While this sample is simply too small to draw any firm conclusions, it certainly points to AMG 510 being a viable KRAS G12C inhibitor. Preliminary subgroup analysis could also be suggestive of KRAS inhibition predominantly benefiting the NSCLC population. Amgen already announced during their most recent quarterly call that they plan to initiate studies with AMG 510 in combination with immuno-oncology agents such as PD-1/PD-L1 inhibitors, which could potentiate 510’s (likely) “tumor-static” effect with a strengthened immune response. Should 510 continue to show a stronger signal in NSCLC than in colorectal cancer, it seems likely that Amgen would focus on lung cancer which has a poor survival prognosis & as a result, greater unmet need than colorectal.

‘Sympathy moves’ of a competitor could be unjustified

Mirati Therapeutics, a biotech R&D shop, is also advancing a KRAS inhibitor. Although the drug’s chemical structure is unknown and there is no telling whether it will match AMG 510’s performance, Mirati shares have appreciated more than 20-fold over the past 2 years:

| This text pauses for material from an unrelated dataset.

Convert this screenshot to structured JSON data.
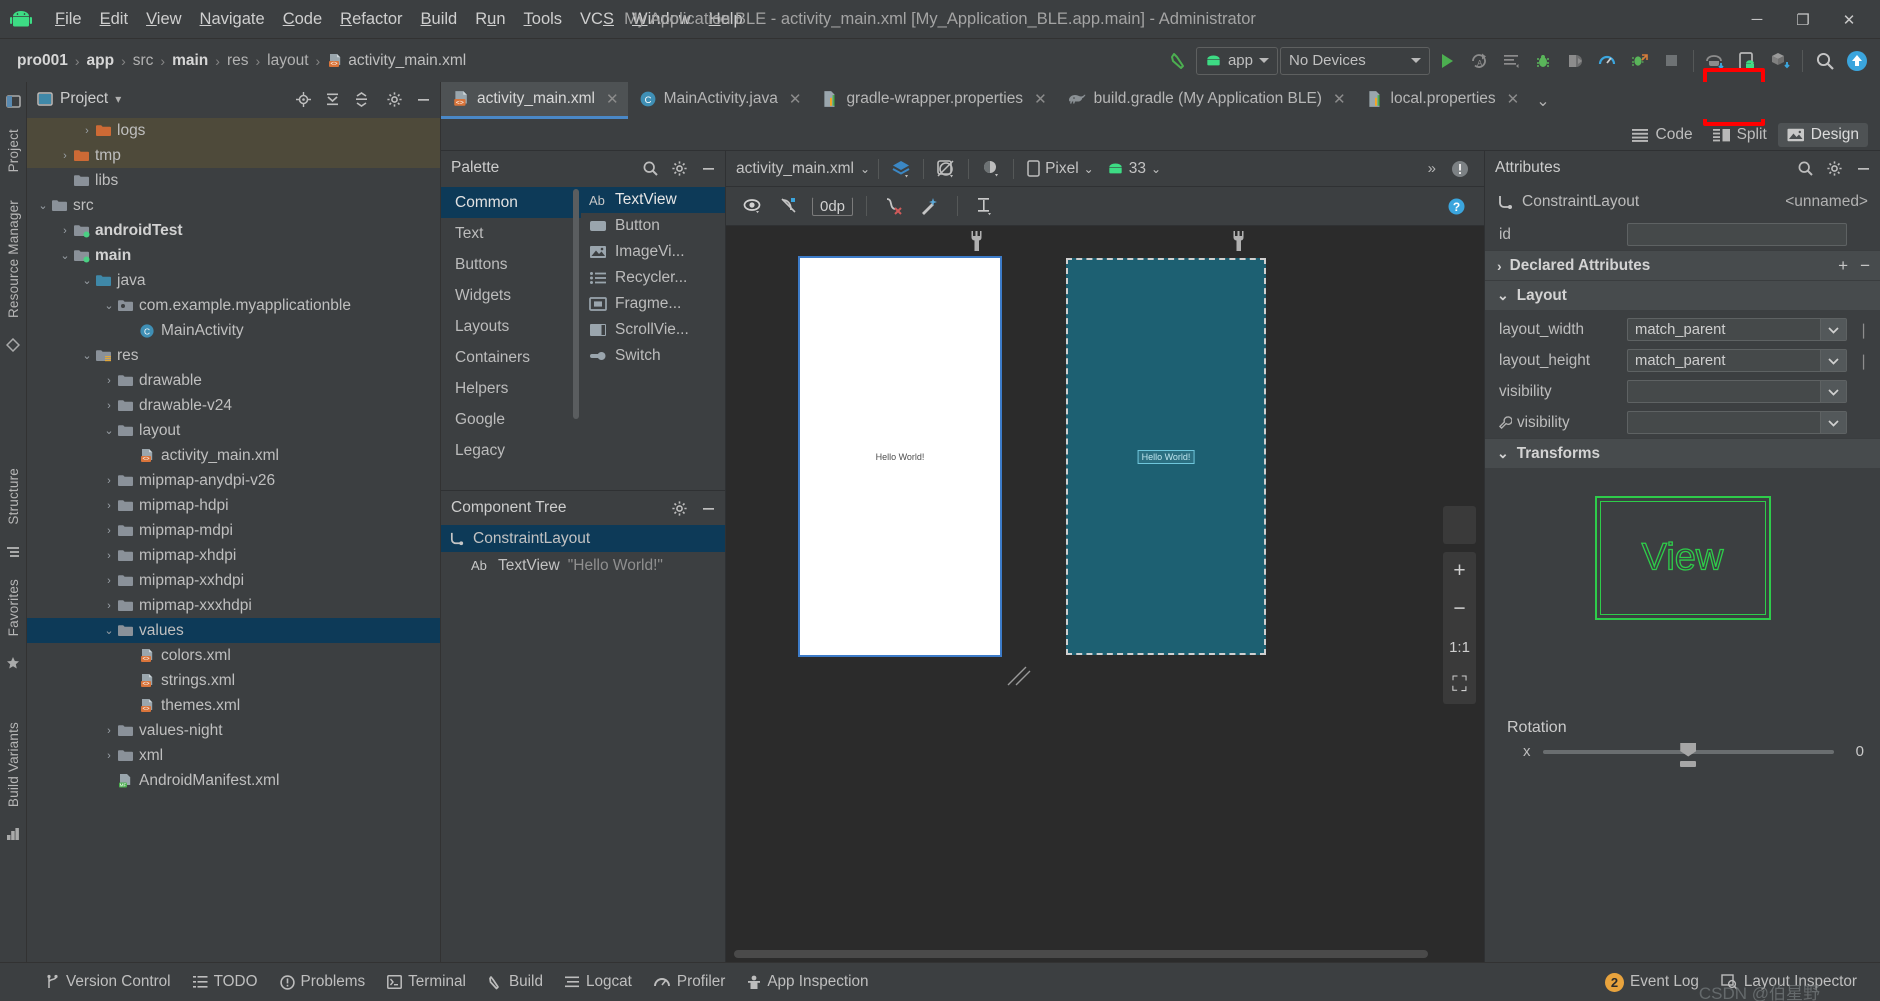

MRTX shares have seen a meteoric rise as speculative investors are betting on the company’s KRAS inhibitor to succeed.

Now valued at more than $2bn, MRTX looks very risky ahead of an initial readout from MRTX849. The drug will either be a home-run, beating Amgen at their own game, in which case Mirati would see further appreciation, or it could fall woefully short of expectations and destroy much of MRTX’ value in the blink of an eye.

Given just how tough it is to target KRAS, and seeing how a (presumably) successful KRAS inhibitor like 510 does not lend itself to miracle outcomes, MRTX bulls may very well have gotten ahead of themselves:

A positive readout from MRTX would evidently be good for patients, as more therapeutic options against a promising pathway are never a bad thing. KRAS has certainly piqued my interest following these initial AMG 510 impressions and given the drug’s MOA & tolerability, it seems plausible that promising preclinical findings in combination with immuno-oncology agents could be replicated in-human.